● **WORK INSTRUCTIONS**
Pictures are not part of the copy; retype all the records below exactly.

Web page and app entries:
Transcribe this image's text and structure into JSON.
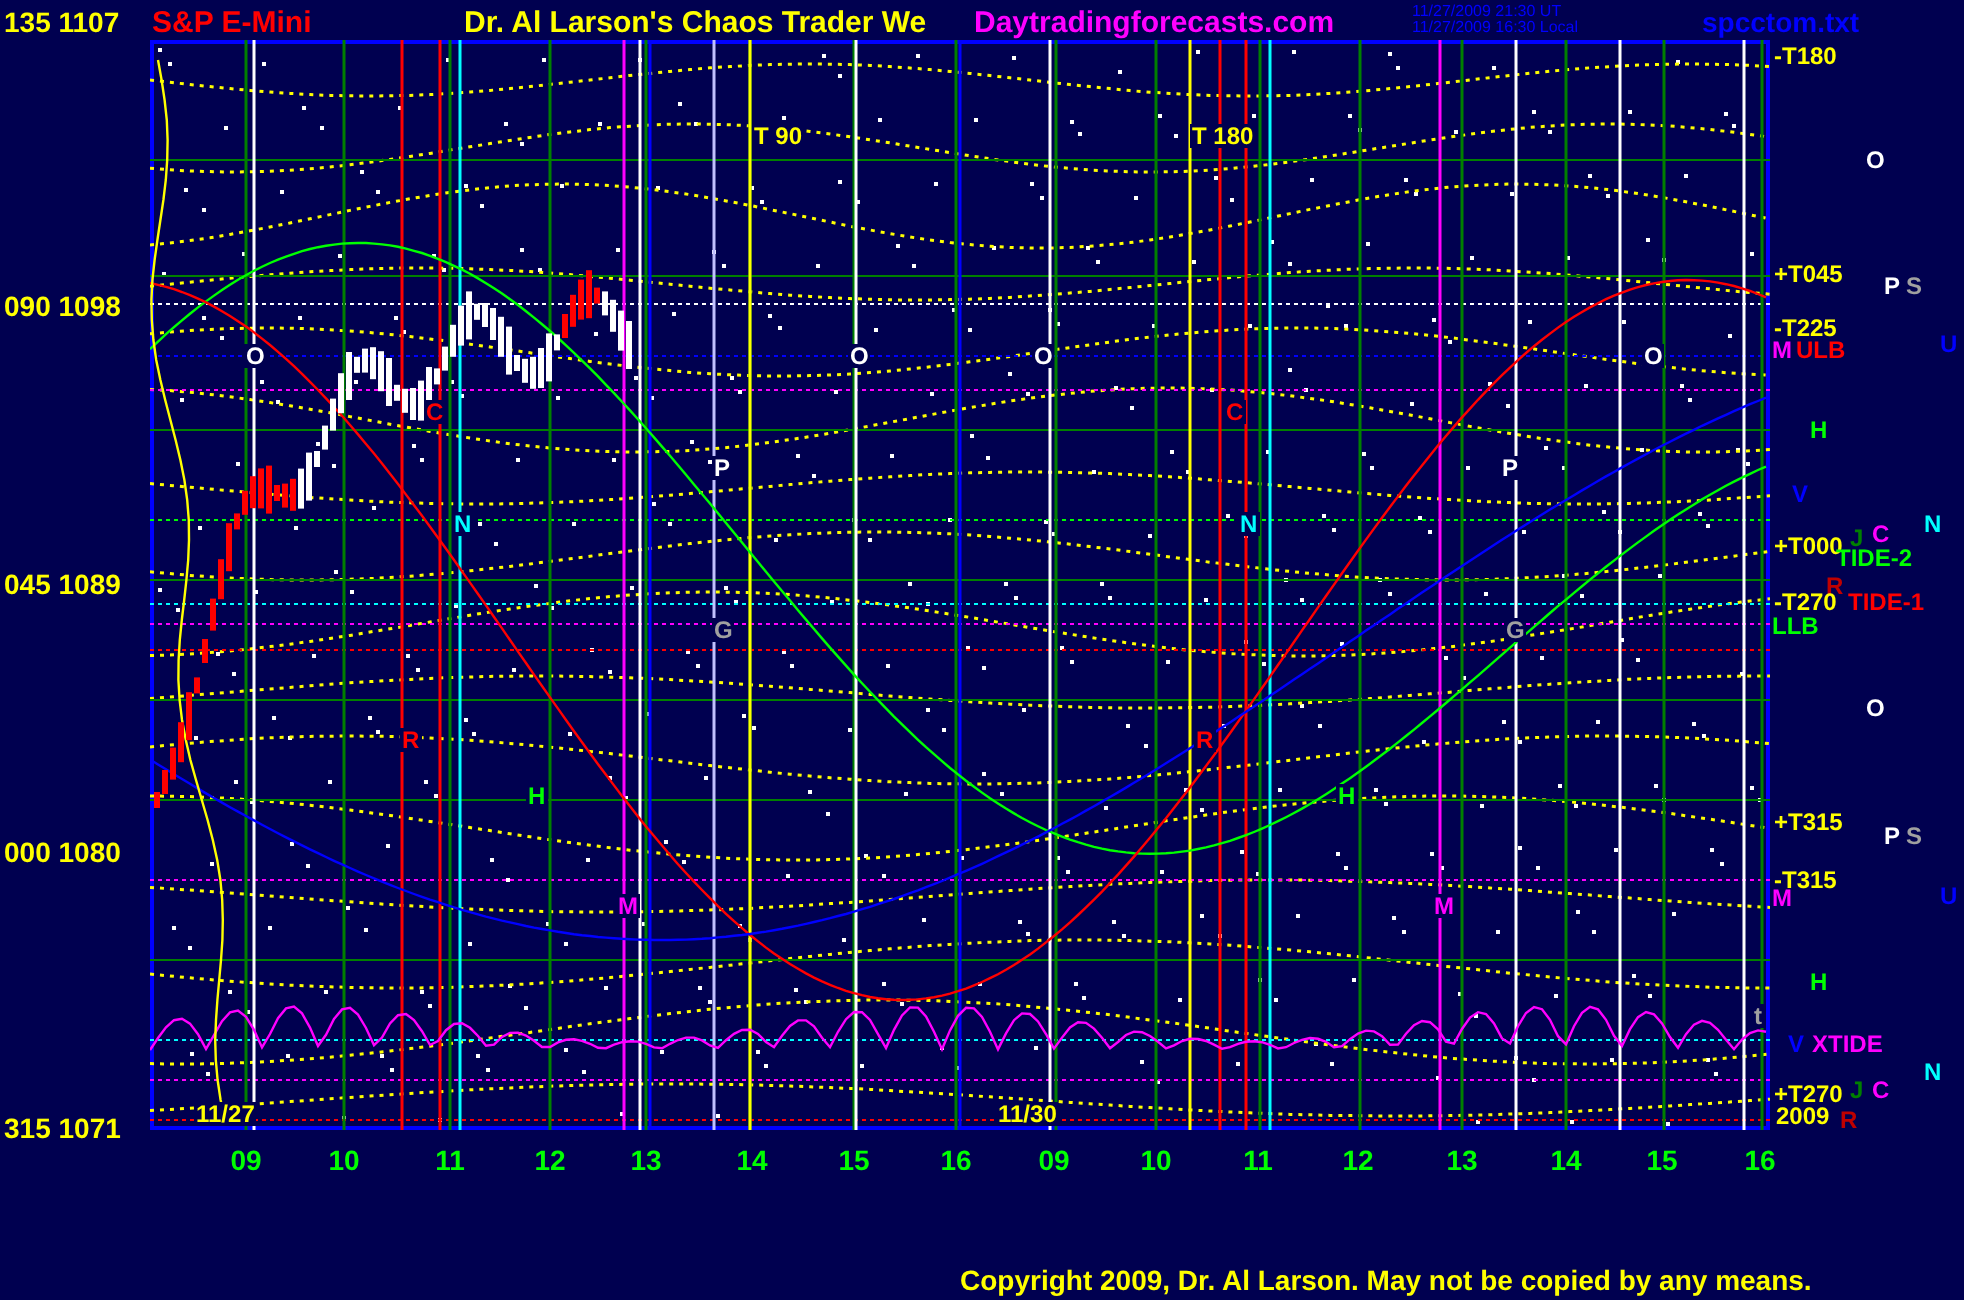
{
  "header": {
    "symbol": "S&P E-Mini",
    "title": "Dr. Al Larson's Chaos Trader We",
    "site": "Daytradingforecasts.com",
    "timestamps": [
      "11/27/2009 21:30 UT",
      "11/27/2009 16:30 Local"
    ],
    "file": "spcctom.txt"
  },
  "price_axis": [
    "135 1107",
    "090 1098",
    "045 1089",
    "000 1080",
    "315 1071"
  ],
  "plot_labels": [
    {
      "text": "T 90",
      "color": "#ffff00"
    },
    {
      "text": "T 180",
      "color": "#ffff00"
    },
    {
      "text": "O",
      "color": "#ffffff"
    },
    {
      "text": "O",
      "color": "#ffffff"
    },
    {
      "text": "O",
      "color": "#ffffff"
    },
    {
      "text": "O",
      "color": "#ffffff"
    },
    {
      "text": "C",
      "color": "#ff0000"
    },
    {
      "text": "C",
      "color": "#ff0000"
    },
    {
      "text": "N",
      "color": "#00ffff"
    },
    {
      "text": "N",
      "color": "#00ffff"
    },
    {
      "text": "P",
      "color": "#ffffff"
    },
    {
      "text": "P",
      "color": "#ffffff"
    },
    {
      "text": "G",
      "color": "#a0a0a0"
    },
    {
      "text": "G",
      "color": "#a0a0a0"
    },
    {
      "text": "R",
      "color": "#ff0000"
    },
    {
      "text": "R",
      "color": "#ff0000"
    },
    {
      "text": "H",
      "color": "#00ff00"
    },
    {
      "text": "H",
      "color": "#00ff00"
    },
    {
      "text": "M",
      "color": "#ff00ff"
    },
    {
      "text": "M",
      "color": "#ff00ff"
    },
    {
      "text": "t",
      "color": "#a0a0a0"
    },
    {
      "text": "11/27",
      "color": "#ffff00"
    },
    {
      "text": "11/30",
      "color": "#ffff00"
    }
  ],
  "side_labels": [
    {
      "text": "-T180",
      "color": "#ffff00"
    },
    {
      "text": "O",
      "color": "#ffffff"
    },
    {
      "text": "+T045",
      "color": "#ffff00"
    },
    {
      "text": "P",
      "color": "#ffffff"
    },
    {
      "text": "S",
      "color": "#a0a0a0"
    },
    {
      "text": "-T225",
      "color": "#ffff00"
    },
    {
      "text": "M",
      "color": "#ff00ff"
    },
    {
      "text": "ULB",
      "color": "#ff0000"
    },
    {
      "text": "U",
      "color": "#0000ff"
    },
    {
      "text": "H",
      "color": "#00ff00"
    },
    {
      "text": "V",
      "color": "#0000ff"
    },
    {
      "text": "N",
      "color": "#00ffff"
    },
    {
      "text": "J",
      "color": "#008000"
    },
    {
      "text": "C",
      "color": "#ff00ff"
    },
    {
      "text": "+T000",
      "color": "#ffff00"
    },
    {
      "text": "TIDE-2",
      "color": "#00ff00"
    },
    {
      "text": "R",
      "color": "#c00000"
    },
    {
      "text": "-T270",
      "color": "#ffff00"
    },
    {
      "text": "TIDE-1",
      "color": "#ff0000"
    },
    {
      "text": "LLB",
      "color": "#00ff00"
    },
    {
      "text": "O",
      "color": "#ffffff"
    },
    {
      "text": "+T315",
      "color": "#ffff00"
    },
    {
      "text": "P",
      "color": "#ffffff"
    },
    {
      "text": "S",
      "color": "#a0a0a0"
    },
    {
      "text": "-T315",
      "color": "#ffff00"
    },
    {
      "text": "M",
      "color": "#ff00ff"
    },
    {
      "text": "U",
      "color": "#0000ff"
    },
    {
      "text": "H",
      "color": "#00ff00"
    },
    {
      "text": "V",
      "color": "#0000ff"
    },
    {
      "text": "XTIDE",
      "color": "#ff00ff"
    },
    {
      "text": "N",
      "color": "#00ffff"
    },
    {
      "text": "+T270",
      "color": "#ffff00"
    },
    {
      "text": "J",
      "color": "#008000"
    },
    {
      "text": "C",
      "color": "#ff00ff"
    },
    {
      "text": "2009",
      "color": "#ffff00"
    },
    {
      "text": "R",
      "color": "#c00000"
    }
  ],
  "time_axis": [
    "09",
    "10",
    "11",
    "12",
    "13",
    "14",
    "15",
    "16",
    "09",
    "10",
    "11",
    "12",
    "13",
    "14",
    "15",
    "16"
  ],
  "copyright": "Copyright 2009, Dr. Al Larson. May not be copied by any means."
}
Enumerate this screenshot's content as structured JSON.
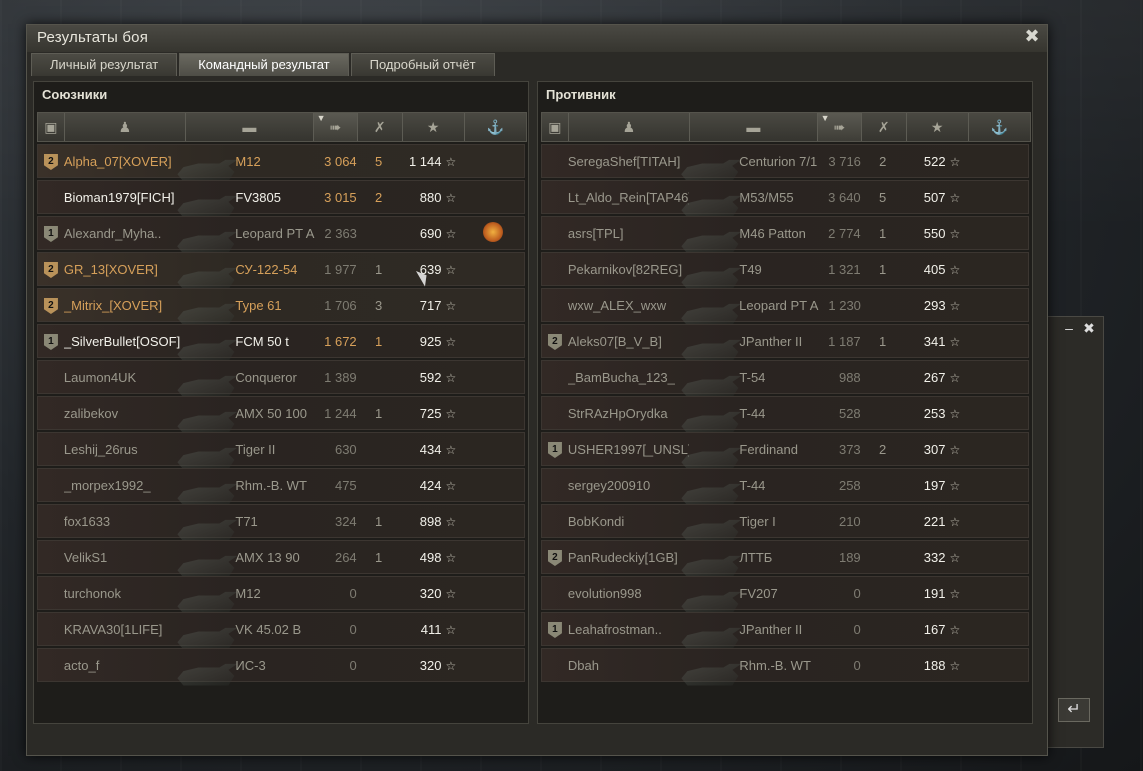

● **EXPECTED OUTPUT**
Transcribe this image's text and structure into JSON.
{
  "header": {
    "symbol": "S&P E-Mini",
    "title": "Dr. Al Larson's Chaos Trader We",
    "site": "Daytradingforecasts.com",
    "timestamps": [
      "11/27/2009 21:30 UT",
      "11/27/2009 16:30 Local"
    ],
    "file": "spcctom.txt"
  },
  "price_axis": [
    "135 1107",
    "090 1098",
    "045 1089",
    "000 1080",
    "315 1071"
  ],
  "plot_labels": [
    {
      "text": "T 90",
      "color": "#ffff00"
    },
    {
      "text": "T 180",
      "color": "#ffff00"
    },
    {
      "text": "O",
      "color": "#ffffff"
    },
    {
      "text": "O",
      "color": "#ffffff"
    },
    {
      "text": "O",
      "color": "#ffffff"
    },
    {
      "text": "O",
      "color": "#ffffff"
    },
    {
      "text": "C",
      "color": "#ff0000"
    },
    {
      "text": "C",
      "color": "#ff0000"
    },
    {
      "text": "N",
      "color": "#00ffff"
    },
    {
      "text": "N",
      "color": "#00ffff"
    },
    {
      "text": "P",
      "color": "#ffffff"
    },
    {
      "text": "P",
      "color": "#ffffff"
    },
    {
      "text": "G",
      "color": "#a0a0a0"
    },
    {
      "text": "G",
      "color": "#a0a0a0"
    },
    {
      "text": "R",
      "color": "#ff0000"
    },
    {
      "text": "R",
      "color": "#ff0000"
    },
    {
      "text": "H",
      "color": "#00ff00"
    },
    {
      "text": "H",
      "color": "#00ff00"
    },
    {
      "text": "M",
      "color": "#ff00ff"
    },
    {
      "text": "M",
      "color": "#ff00ff"
    },
    {
      "text": "t",
      "color": "#a0a0a0"
    },
    {
      "text": "11/27",
      "color": "#ffff00"
    },
    {
      "text": "11/30",
      "color": "#ffff00"
    }
  ],
  "side_labels": [
    {
      "text": "-T180",
      "color": "#ffff00"
    },
    {
      "text": "O",
      "color": "#ffffff"
    },
    {
      "text": "+T045",
      "color": "#ffff00"
    },
    {
      "text": "P",
      "color": "#ffffff"
    },
    {
      "text": "S",
      "color": "#a0a0a0"
    },
    {
      "text": "-T225",
      "color": "#ffff00"
    },
    {
      "text": "M",
      "color": "#ff00ff"
    },
    {
      "text": "ULB",
      "color": "#ff0000"
    },
    {
      "text": "U",
      "color": "#0000ff"
    },
    {
      "text": "H",
      "color": "#00ff00"
    },
    {
      "text": "V",
      "color": "#0000ff"
    },
    {
      "text": "N",
      "color": "#00ffff"
    },
    {
      "text": "J",
      "color": "#008000"
    },
    {
      "text": "C",
      "color": "#ff00ff"
    },
    {
      "text": "+T000",
      "color": "#ffff00"
    },
    {
      "text": "TIDE-2",
      "color": "#00ff00"
    },
    {
      "text": "R",
      "color": "#c00000"
    },
    {
      "text": "-T270",
      "color": "#ffff00"
    },
    {
      "text": "TIDE-1",
      "color": "#ff0000"
    },
    {
      "text": "LLB",
      "color": "#00ff00"
    },
    {
      "text": "O",
      "color": "#ffffff"
    },
    {
      "text": "+T315",
      "color": "#ffff00"
    },
    {
      "text": "P",
      "color": "#ffffff"
    },
    {
      "text": "S",
      "color": "#a0a0a0"
    },
    {
      "text": "-T315",
      "color": "#ffff00"
    },
    {
      "text": "M",
      "color": "#ff00ff"
    },
    {
      "text": "U",
      "color": "#0000ff"
    },
    {
      "text": "H",
      "color": "#00ff00"
    },
    {
      "text": "V",
      "color": "#0000ff"
    },
    {
      "text": "XTIDE",
      "color": "#ff00ff"
    },
    {
      "text": "N",
      "color": "#00ffff"
    },
    {
      "text": "+T270",
      "color": "#ffff00"
    },
    {
      "text": "J",
      "color": "#008000"
    },
    {
      "text": "C",
      "color": "#ff00ff"
    },
    {
      "text": "2009",
      "color": "#ffff00"
    },
    {
      "text": "R",
      "color": "#c00000"
    }
  ],
  "time_axis": [
    "09",
    "10",
    "11",
    "12",
    "13",
    "14",
    "15",
    "16",
    "09",
    "10",
    "11",
    "12",
    "13",
    "14",
    "15",
    "16"
  ],
  "copyright": "Copyright 2009, Dr. Al Larson. May not be copied by any means."
}
Enumerate this screenshot's content as structured JSON.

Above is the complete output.